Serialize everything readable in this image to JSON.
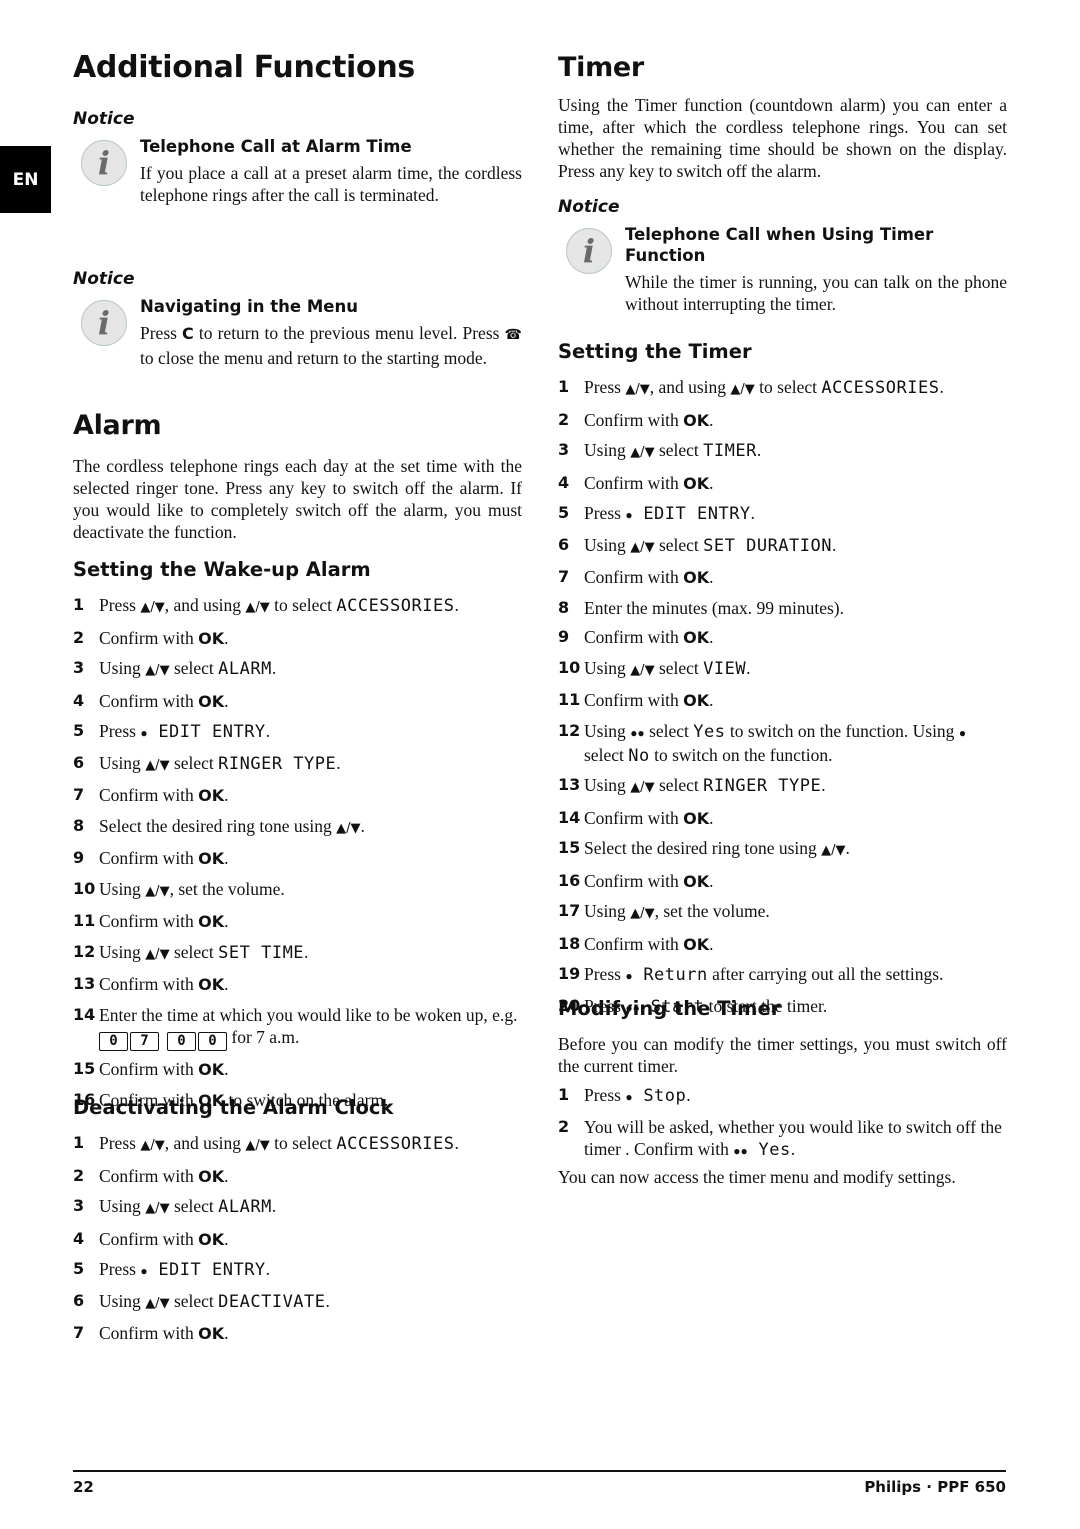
{
  "side_tab": "EN",
  "page_title": "Additional Functions",
  "notices_left": [
    {
      "label": "Notice",
      "title": "Telephone Call at Alarm Time",
      "text": "If you place a call at a preset alarm time, the cordless telephone rings after the call is terminated."
    },
    {
      "label": "Notice",
      "title": "Navigating in the Menu",
      "text_parts": [
        "Press ",
        "C",
        " to return to the previous menu level. Press ",
        "☎",
        " to close the menu and return to the starting mode."
      ]
    }
  ],
  "alarm": {
    "title": "Alarm",
    "intro": "The cordless telephone rings each day at the set time with the selected ringer tone. Press any key to switch off the alarm. If you would like to completely switch off the alarm, you must deactivate the function.",
    "wakeup": {
      "title": "Setting the Wake-up Alarm",
      "steps": [
        {
          "n": "1",
          "pre": "Press ",
          "nav": "▲/▼",
          "mid": ", and using ",
          "nav2": "▲/▼",
          "post": " to select ",
          "lcd": "ACCESSORIES",
          "end": "."
        },
        {
          "n": "2",
          "pre": " Confirm with ",
          "ok": "OK",
          "end": "."
        },
        {
          "n": "3",
          "pre": "Using ",
          "nav": "▲/▼",
          "post": " select ",
          "lcd": "ALARM",
          "end": "."
        },
        {
          "n": "4",
          "pre": "Confirm with ",
          "ok": "OK",
          "end": "."
        },
        {
          "n": "5",
          "pre": "Press ",
          "dot": "●",
          "lcd": " EDIT ENTRY",
          "end": "."
        },
        {
          "n": "6",
          "pre": "Using ",
          "nav": "▲/▼",
          "post": " select ",
          "lcd": "RINGER TYPE",
          "end": "."
        },
        {
          "n": "7",
          "pre": "Confirm with ",
          "ok": "OK",
          "end": "."
        },
        {
          "n": "8",
          "pre": "Select the desired ring tone using ",
          "nav": "▲/▼",
          "end": "."
        },
        {
          "n": "9",
          "pre": "Confirm with ",
          "ok": "OK",
          "end": "."
        },
        {
          "n": "10",
          "pre": "Using ",
          "nav": "▲/▼",
          "end": ", set the volume."
        },
        {
          "n": "11",
          "pre": "Confirm with ",
          "ok": "OK",
          "end": "."
        },
        {
          "n": "12",
          "pre": "Using ",
          "nav": "▲/▼",
          "post": " select ",
          "lcd": "SET TIME",
          "end": "."
        },
        {
          "n": "13",
          "pre": "Confirm with ",
          "ok": "OK",
          "end": "."
        },
        {
          "n": "14",
          "pre": "Enter the time at which you would like to be woken up, e.g. ",
          "keys": [
            "0",
            "7",
            "0",
            "0"
          ],
          "end": " for 7 a.m."
        },
        {
          "n": "15",
          "pre": "Confirm with ",
          "ok": "OK",
          "end": "."
        },
        {
          "n": "16",
          "pre": "Confirm with ",
          "ok": "OK",
          "end": " to switch on the alarm."
        }
      ]
    },
    "deactivate": {
      "title": "Deactivating the Alarm Clock",
      "steps": [
        {
          "n": "1",
          "pre": "Press ",
          "nav": "▲/▼",
          "mid": ", and using ",
          "nav2": "▲/▼",
          "post": " to select ",
          "lcd": "ACCESSORIES",
          "end": "."
        },
        {
          "n": "2",
          "pre": " Confirm with ",
          "ok": "OK",
          "end": "."
        },
        {
          "n": "3",
          "pre": "Using ",
          "nav": "▲/▼",
          "post": " select ",
          "lcd": "ALARM",
          "end": "."
        },
        {
          "n": "4",
          "pre": "Confirm with ",
          "ok": "OK",
          "end": "."
        },
        {
          "n": "5",
          "pre": "Press ",
          "dot": "●",
          "lcd": " EDIT ENTRY",
          "end": "."
        },
        {
          "n": "6",
          "pre": "Using ",
          "nav": "▲/▼",
          "post": " select ",
          "lcd": "DEACTIVATE",
          "end": "."
        },
        {
          "n": "7",
          "pre": "Confirm with ",
          "ok": "OK",
          "end": "."
        }
      ]
    }
  },
  "timer": {
    "title": "Timer",
    "intro": "Using the Timer function (countdown alarm) you can enter a time, after which the cordless telephone rings. You can set whether the remaining time should be shown on the display. Press any key to switch off the alarm.",
    "notice": {
      "label": "Notice",
      "title": "Telephone Call when Using Timer Function",
      "text": "While the timer is running, you can talk on the phone without interrupting the timer."
    },
    "setting": {
      "title": "Setting the Timer",
      "steps": [
        {
          "n": "1",
          "pre": "Press ",
          "nav": "▲/▼",
          "mid": ", and using ",
          "nav2": "▲/▼",
          "post": " to select ",
          "lcd": "ACCESSORIES",
          "end": "."
        },
        {
          "n": "2",
          "pre": " Confirm with ",
          "ok": "OK",
          "end": "."
        },
        {
          "n": "3",
          "pre": "Using ",
          "nav": "▲/▼",
          "post": " select ",
          "lcd": "TIMER",
          "end": "."
        },
        {
          "n": "4",
          "pre": "Confirm with ",
          "ok": "OK",
          "end": "."
        },
        {
          "n": "5",
          "pre": "Press ",
          "dot": "●",
          "lcd": " EDIT ENTRY",
          "end": "."
        },
        {
          "n": "6",
          "pre": "Using ",
          "nav": "▲/▼",
          "post": " select ",
          "lcd": "SET DURATION",
          "end": "."
        },
        {
          "n": "7",
          "pre": "Confirm with ",
          "ok": "OK",
          "end": "."
        },
        {
          "n": "8",
          "pre": "Enter the minutes (max. 99 minutes)."
        },
        {
          "n": "9",
          "pre": "Confirm with ",
          "ok": "OK",
          "end": "."
        },
        {
          "n": "10",
          "pre": "Using ",
          "nav": "▲/▼",
          "post": " select ",
          "lcd": "VIEW",
          "end": "."
        },
        {
          "n": "11",
          "pre": "Confirm with ",
          "ok": "OK",
          "end": "."
        },
        {
          "n": "12",
          "pre": "Using ",
          "dot": "●●",
          "post": " select ",
          "lcd": "Yes",
          "end": " to switch on the function. Using ",
          "dot2": "●",
          "post2": " select ",
          "lcd2": "No",
          "end2": " to switch on the function."
        },
        {
          "n": "13",
          "pre": "Using ",
          "nav": "▲/▼",
          "post": " select ",
          "lcd": "RINGER TYPE",
          "end": "."
        },
        {
          "n": "14",
          "pre": "Confirm with ",
          "ok": "OK",
          "end": "."
        },
        {
          "n": "15",
          "pre": "Select the desired ring tone using ",
          "nav": "▲/▼",
          "end": "."
        },
        {
          "n": "16",
          "pre": "Confirm with ",
          "ok": "OK",
          "end": "."
        },
        {
          "n": "17",
          "pre": "Using ",
          "nav": "▲/▼",
          "end": ", set the volume."
        },
        {
          "n": "18",
          "pre": "Confirm with ",
          "ok": "OK",
          "end": "."
        },
        {
          "n": "19",
          "pre": "Press ",
          "dot": "●",
          "lcd": " Return",
          "end": " after carrying out all the settings."
        },
        {
          "n": "20",
          "pre": "Press ",
          "dot": "●●",
          "lcd": " Start",
          "end": " to start the timer."
        }
      ]
    },
    "modifying": {
      "title": "Modifying the Timer",
      "intro": "Before you can modify the timer settings, you must switch off the current timer.",
      "steps": [
        {
          "n": "1",
          "pre": "Press ",
          "dot": "●",
          "lcd": " Stop",
          "end": "."
        },
        {
          "n": "2",
          "pre": "You will be asked, whether you would like to switch off the timer . Confirm with ",
          "dot": "●●",
          "lcd": " Yes",
          "end": "."
        }
      ],
      "outro": "You can now access the timer menu and modify settings."
    }
  },
  "footer": {
    "page_number": "22",
    "brand": "Philips · PPF 650"
  }
}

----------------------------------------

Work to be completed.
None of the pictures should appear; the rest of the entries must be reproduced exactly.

Solution below.
Serialize everything readable in this image to JSON.
{
  "side_tab": "EN",
  "page_title": "Additional Functions",
  "notices_left": [
    {
      "label": "Notice",
      "title": "Telephone Call at Alarm Time",
      "text": "If you place a call at a preset alarm time, the cordless telephone rings after the call is terminated."
    },
    {
      "label": "Notice",
      "title": "Navigating in the Menu",
      "text_parts": [
        "Press ",
        "C",
        " to return to the previous menu level. Press ",
        "☎",
        " to close the menu and return to the starting mode."
      ]
    }
  ],
  "alarm": {
    "title": "Alarm",
    "intro": "The cordless telephone rings each day at the set time with the selected ringer tone. Press any key to switch off the alarm. If you would like to completely switch off the alarm, you must deactivate the function.",
    "wakeup": {
      "title": "Setting the Wake-up Alarm",
      "steps": [
        {
          "n": "1",
          "pre": "Press ",
          "nav": "▲/▼",
          "mid": ", and using ",
          "nav2": "▲/▼",
          "post": " to select ",
          "lcd": "ACCESSORIES",
          "end": "."
        },
        {
          "n": "2",
          "pre": " Confirm with ",
          "ok": "OK",
          "end": "."
        },
        {
          "n": "3",
          "pre": "Using ",
          "nav": "▲/▼",
          "post": " select ",
          "lcd": "ALARM",
          "end": "."
        },
        {
          "n": "4",
          "pre": "Confirm with ",
          "ok": "OK",
          "end": "."
        },
        {
          "n": "5",
          "pre": "Press ",
          "dot": "●",
          "lcd": " EDIT ENTRY",
          "end": "."
        },
        {
          "n": "6",
          "pre": "Using ",
          "nav": "▲/▼",
          "post": " select ",
          "lcd": "RINGER TYPE",
          "end": "."
        },
        {
          "n": "7",
          "pre": "Confirm with ",
          "ok": "OK",
          "end": "."
        },
        {
          "n": "8",
          "pre": "Select the desired ring tone using ",
          "nav": "▲/▼",
          "end": "."
        },
        {
          "n": "9",
          "pre": "Confirm with ",
          "ok": "OK",
          "end": "."
        },
        {
          "n": "10",
          "pre": "Using ",
          "nav": "▲/▼",
          "end": ", set the volume."
        },
        {
          "n": "11",
          "pre": "Confirm with ",
          "ok": "OK",
          "end": "."
        },
        {
          "n": "12",
          "pre": "Using ",
          "nav": "▲/▼",
          "post": " select ",
          "lcd": "SET TIME",
          "end": "."
        },
        {
          "n": "13",
          "pre": "Confirm with ",
          "ok": "OK",
          "end": "."
        },
        {
          "n": "14",
          "pre": "Enter the time at which you would like to be woken up, e.g. ",
          "keys": [
            "0",
            "7",
            "0",
            "0"
          ],
          "end": " for 7 a.m."
        },
        {
          "n": "15",
          "pre": "Confirm with ",
          "ok": "OK",
          "end": "."
        },
        {
          "n": "16",
          "pre": "Confirm with ",
          "ok": "OK",
          "end": " to switch on the alarm."
        }
      ]
    },
    "deactivate": {
      "title": "Deactivating the Alarm Clock",
      "steps": [
        {
          "n": "1",
          "pre": "Press ",
          "nav": "▲/▼",
          "mid": ", and using ",
          "nav2": "▲/▼",
          "post": " to select ",
          "lcd": "ACCESSORIES",
          "end": "."
        },
        {
          "n": "2",
          "pre": " Confirm with ",
          "ok": "OK",
          "end": "."
        },
        {
          "n": "3",
          "pre": "Using ",
          "nav": "▲/▼",
          "post": " select ",
          "lcd": "ALARM",
          "end": "."
        },
        {
          "n": "4",
          "pre": "Confirm with ",
          "ok": "OK",
          "end": "."
        },
        {
          "n": "5",
          "pre": "Press ",
          "dot": "●",
          "lcd": " EDIT ENTRY",
          "end": "."
        },
        {
          "n": "6",
          "pre": "Using ",
          "nav": "▲/▼",
          "post": " select ",
          "lcd": "DEACTIVATE",
          "end": "."
        },
        {
          "n": "7",
          "pre": "Confirm with ",
          "ok": "OK",
          "end": "."
        }
      ]
    }
  },
  "timer": {
    "title": "Timer",
    "intro": "Using the Timer function (countdown alarm) you can enter a time, after which the cordless telephone rings. You can set whether the remaining time should be shown on the display. Press any key to switch off the alarm.",
    "notice": {
      "label": "Notice",
      "title": "Telephone Call when Using Timer Function",
      "text": "While the timer is running, you can talk on the phone without interrupting the timer."
    },
    "setting": {
      "title": "Setting the Timer",
      "steps": [
        {
          "n": "1",
          "pre": "Press ",
          "nav": "▲/▼",
          "mid": ", and using ",
          "nav2": "▲/▼",
          "post": " to select ",
          "lcd": "ACCESSORIES",
          "end": "."
        },
        {
          "n": "2",
          "pre": " Confirm with ",
          "ok": "OK",
          "end": "."
        },
        {
          "n": "3",
          "pre": "Using ",
          "nav": "▲/▼",
          "post": " select ",
          "lcd": "TIMER",
          "end": "."
        },
        {
          "n": "4",
          "pre": "Confirm with ",
          "ok": "OK",
          "end": "."
        },
        {
          "n": "5",
          "pre": "Press ",
          "dot": "●",
          "lcd": " EDIT ENTRY",
          "end": "."
        },
        {
          "n": "6",
          "pre": "Using ",
          "nav": "▲/▼",
          "post": " select ",
          "lcd": "SET DURATION",
          "end": "."
        },
        {
          "n": "7",
          "pre": "Confirm with ",
          "ok": "OK",
          "end": "."
        },
        {
          "n": "8",
          "pre": "Enter the minutes (max. 99 minutes)."
        },
        {
          "n": "9",
          "pre": "Confirm with ",
          "ok": "OK",
          "end": "."
        },
        {
          "n": "10",
          "pre": "Using ",
          "nav": "▲/▼",
          "post": " select ",
          "lcd": "VIEW",
          "end": "."
        },
        {
          "n": "11",
          "pre": "Confirm with ",
          "ok": "OK",
          "end": "."
        },
        {
          "n": "12",
          "pre": "Using ",
          "dot": "●●",
          "post": " select ",
          "lcd": "Yes",
          "end": " to switch on the function. Using ",
          "dot2": "●",
          "post2": " select ",
          "lcd2": "No",
          "end2": " to switch on the function."
        },
        {
          "n": "13",
          "pre": "Using ",
          "nav": "▲/▼",
          "post": " select ",
          "lcd": "RINGER TYPE",
          "end": "."
        },
        {
          "n": "14",
          "pre": "Confirm with ",
          "ok": "OK",
          "end": "."
        },
        {
          "n": "15",
          "pre": "Select the desired ring tone using ",
          "nav": "▲/▼",
          "end": "."
        },
        {
          "n": "16",
          "pre": "Confirm with ",
          "ok": "OK",
          "end": "."
        },
        {
          "n": "17",
          "pre": "Using ",
          "nav": "▲/▼",
          "end": ", set the volume."
        },
        {
          "n": "18",
          "pre": "Confirm with ",
          "ok": "OK",
          "end": "."
        },
        {
          "n": "19",
          "pre": "Press ",
          "dot": "●",
          "lcd": " Return",
          "end": " after carrying out all the settings."
        },
        {
          "n": "20",
          "pre": "Press ",
          "dot": "●●",
          "lcd": " Start",
          "end": " to start the timer."
        }
      ]
    },
    "modifying": {
      "title": "Modifying the Timer",
      "intro": "Before you can modify the timer settings, you must switch off the current timer.",
      "steps": [
        {
          "n": "1",
          "pre": "Press ",
          "dot": "●",
          "lcd": " Stop",
          "end": "."
        },
        {
          "n": "2",
          "pre": "You will be asked, whether you would like to switch off the timer . Confirm with ",
          "dot": "●●",
          "lcd": " Yes",
          "end": "."
        }
      ],
      "outro": "You can now access the timer menu and modify settings."
    }
  },
  "footer": {
    "page_number": "22",
    "brand": "Philips · PPF 650"
  }
}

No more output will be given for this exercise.